Earlier this week, Mr Johnson warned that putting lots of countries on the travel ‘green list’ from May 17 could risk a jump in cases from abroad.
The Prime Minister has maintained Downing Street will be ‘cautious’, with Health Secretary Matt Hancock and chief medical officer Chris Whitty said to be among those pushing for quarantine-free states to be kept to a minimum.
‘We do want to do some opening up on May 17 but I don’t think that the people of this country want to see an influx of disease from anywhere else,’ Mr Johnson said on Monday.
‘I certainly don’t and we have got to be very, very tough, and we have got to be as cautious as we can, whilst we continue to open up.’
Mr Johnson’s comments were met with scrutiny by travel experts, who claimed there is ‘no danger of an influx of disease’ into Britain considering the proposed precautions.
Paul Charles, CEO of travel consultancy The PC Agency, told MailOnline: ‘The reason why testing has to be done by every passenger pre-departure to the UK, and after arriving here, is to help weed out any infections or variants.

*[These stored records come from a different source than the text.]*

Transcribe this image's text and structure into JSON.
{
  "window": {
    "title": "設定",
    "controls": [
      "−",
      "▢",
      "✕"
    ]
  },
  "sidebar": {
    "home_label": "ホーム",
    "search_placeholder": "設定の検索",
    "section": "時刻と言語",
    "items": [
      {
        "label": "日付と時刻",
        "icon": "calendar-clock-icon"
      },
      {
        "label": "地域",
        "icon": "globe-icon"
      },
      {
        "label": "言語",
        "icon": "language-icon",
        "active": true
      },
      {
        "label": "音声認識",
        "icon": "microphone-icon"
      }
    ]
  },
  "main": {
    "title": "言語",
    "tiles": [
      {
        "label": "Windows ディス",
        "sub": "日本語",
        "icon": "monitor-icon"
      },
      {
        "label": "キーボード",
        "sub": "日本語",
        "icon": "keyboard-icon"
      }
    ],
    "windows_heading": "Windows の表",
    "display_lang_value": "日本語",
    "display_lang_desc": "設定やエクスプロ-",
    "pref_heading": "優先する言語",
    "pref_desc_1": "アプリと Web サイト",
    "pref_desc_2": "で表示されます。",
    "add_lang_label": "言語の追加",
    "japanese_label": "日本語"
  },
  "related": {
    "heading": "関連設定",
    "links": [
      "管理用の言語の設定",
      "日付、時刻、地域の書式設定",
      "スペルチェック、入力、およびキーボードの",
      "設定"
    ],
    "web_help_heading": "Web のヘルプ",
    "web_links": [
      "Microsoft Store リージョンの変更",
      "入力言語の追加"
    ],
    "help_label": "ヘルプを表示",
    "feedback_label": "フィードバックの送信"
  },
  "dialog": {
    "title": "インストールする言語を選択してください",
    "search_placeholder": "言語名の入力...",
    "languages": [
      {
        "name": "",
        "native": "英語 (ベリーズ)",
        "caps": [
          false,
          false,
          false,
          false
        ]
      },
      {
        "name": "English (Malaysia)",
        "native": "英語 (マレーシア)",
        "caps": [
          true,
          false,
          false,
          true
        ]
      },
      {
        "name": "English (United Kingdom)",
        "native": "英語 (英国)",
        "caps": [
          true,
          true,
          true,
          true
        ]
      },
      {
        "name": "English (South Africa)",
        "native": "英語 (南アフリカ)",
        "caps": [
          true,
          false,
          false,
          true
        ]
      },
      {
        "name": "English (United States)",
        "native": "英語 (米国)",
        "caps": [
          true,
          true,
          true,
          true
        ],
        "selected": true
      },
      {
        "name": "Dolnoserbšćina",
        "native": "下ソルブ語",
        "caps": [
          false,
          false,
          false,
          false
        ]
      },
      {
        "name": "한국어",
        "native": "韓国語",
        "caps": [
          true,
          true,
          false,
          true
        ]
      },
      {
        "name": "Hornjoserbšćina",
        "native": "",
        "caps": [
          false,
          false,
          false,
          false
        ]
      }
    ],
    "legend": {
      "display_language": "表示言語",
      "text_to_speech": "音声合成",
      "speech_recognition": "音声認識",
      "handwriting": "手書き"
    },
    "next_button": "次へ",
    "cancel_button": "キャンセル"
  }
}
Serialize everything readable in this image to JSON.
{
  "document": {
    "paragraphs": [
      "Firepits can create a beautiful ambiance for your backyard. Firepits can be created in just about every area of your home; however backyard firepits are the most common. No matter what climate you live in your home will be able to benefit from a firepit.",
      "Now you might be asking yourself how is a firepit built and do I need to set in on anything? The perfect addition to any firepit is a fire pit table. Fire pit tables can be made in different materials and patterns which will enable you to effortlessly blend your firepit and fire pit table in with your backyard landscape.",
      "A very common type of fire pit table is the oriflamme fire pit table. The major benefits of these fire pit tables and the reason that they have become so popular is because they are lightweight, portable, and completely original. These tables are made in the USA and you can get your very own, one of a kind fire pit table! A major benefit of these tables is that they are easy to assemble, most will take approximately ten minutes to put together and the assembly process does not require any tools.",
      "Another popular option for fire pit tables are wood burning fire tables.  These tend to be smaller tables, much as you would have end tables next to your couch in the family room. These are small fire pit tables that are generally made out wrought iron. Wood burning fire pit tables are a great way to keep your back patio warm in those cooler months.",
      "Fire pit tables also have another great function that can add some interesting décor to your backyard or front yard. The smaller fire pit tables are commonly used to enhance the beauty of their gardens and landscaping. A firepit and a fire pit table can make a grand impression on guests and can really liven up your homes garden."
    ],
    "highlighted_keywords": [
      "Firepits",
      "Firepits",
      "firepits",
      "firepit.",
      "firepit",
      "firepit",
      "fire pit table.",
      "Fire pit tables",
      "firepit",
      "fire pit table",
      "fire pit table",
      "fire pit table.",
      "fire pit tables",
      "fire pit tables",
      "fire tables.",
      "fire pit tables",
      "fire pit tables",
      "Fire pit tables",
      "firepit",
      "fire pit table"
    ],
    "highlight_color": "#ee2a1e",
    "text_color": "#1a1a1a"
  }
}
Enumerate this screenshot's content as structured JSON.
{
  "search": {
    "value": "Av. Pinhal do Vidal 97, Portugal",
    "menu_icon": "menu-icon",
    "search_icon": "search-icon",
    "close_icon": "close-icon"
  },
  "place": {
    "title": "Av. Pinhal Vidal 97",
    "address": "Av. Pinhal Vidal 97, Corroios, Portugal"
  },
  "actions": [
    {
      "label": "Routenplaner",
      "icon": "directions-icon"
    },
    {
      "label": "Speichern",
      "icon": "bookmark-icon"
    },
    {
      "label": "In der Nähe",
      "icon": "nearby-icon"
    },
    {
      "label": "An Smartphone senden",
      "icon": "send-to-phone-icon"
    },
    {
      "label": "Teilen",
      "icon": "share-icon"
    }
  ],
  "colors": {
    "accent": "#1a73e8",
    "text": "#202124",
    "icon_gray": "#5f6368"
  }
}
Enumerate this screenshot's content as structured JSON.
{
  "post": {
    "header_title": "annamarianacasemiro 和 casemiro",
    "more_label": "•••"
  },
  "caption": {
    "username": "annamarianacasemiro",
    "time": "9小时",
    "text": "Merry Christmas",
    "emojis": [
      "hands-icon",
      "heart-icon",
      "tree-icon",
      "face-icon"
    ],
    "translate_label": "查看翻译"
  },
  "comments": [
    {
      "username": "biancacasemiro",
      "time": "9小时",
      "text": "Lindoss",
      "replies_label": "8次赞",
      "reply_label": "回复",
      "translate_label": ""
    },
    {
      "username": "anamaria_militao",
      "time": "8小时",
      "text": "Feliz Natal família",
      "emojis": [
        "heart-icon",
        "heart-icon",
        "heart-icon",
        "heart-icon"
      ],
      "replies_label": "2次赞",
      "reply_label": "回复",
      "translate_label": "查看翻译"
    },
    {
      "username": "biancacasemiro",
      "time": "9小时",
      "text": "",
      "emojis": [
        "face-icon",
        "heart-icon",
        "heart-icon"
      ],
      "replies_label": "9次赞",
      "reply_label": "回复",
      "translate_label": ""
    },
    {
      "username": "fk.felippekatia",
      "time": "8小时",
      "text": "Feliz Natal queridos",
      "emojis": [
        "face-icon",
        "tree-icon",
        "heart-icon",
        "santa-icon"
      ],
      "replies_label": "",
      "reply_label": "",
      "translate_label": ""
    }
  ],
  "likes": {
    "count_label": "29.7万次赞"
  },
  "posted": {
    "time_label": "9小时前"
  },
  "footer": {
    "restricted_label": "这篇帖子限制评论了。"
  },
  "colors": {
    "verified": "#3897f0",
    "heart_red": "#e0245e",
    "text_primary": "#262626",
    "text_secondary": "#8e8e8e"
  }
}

There have been very few cases or variants in recent weeks since these measures were put in place.
‘The Prime Minister needs to focus on protecting hundreds of thousands of jobs at risk in the travel and tourism sector, and open up overseas travel safely, and progressively, from May 17. ‘
Meanwhile Tui, the UK’s largest holiday company, announced it will offer customers coronavirus tests for a fraction of standard prices.
The cheapest package – aimed at people returning from green destinations – will be available for just £20, and consist of a lateral flow test and PCR test.
PCR tests alone typically cost £120 each, although several travel companies offer them for £60.
Tui said it is ‘subsidising the cost of testing to help customers travel again this summer’.
There are fears that testing requirements will make summer holidays unaffordable for many families by adding hundreds of pounds to the cost of a trip.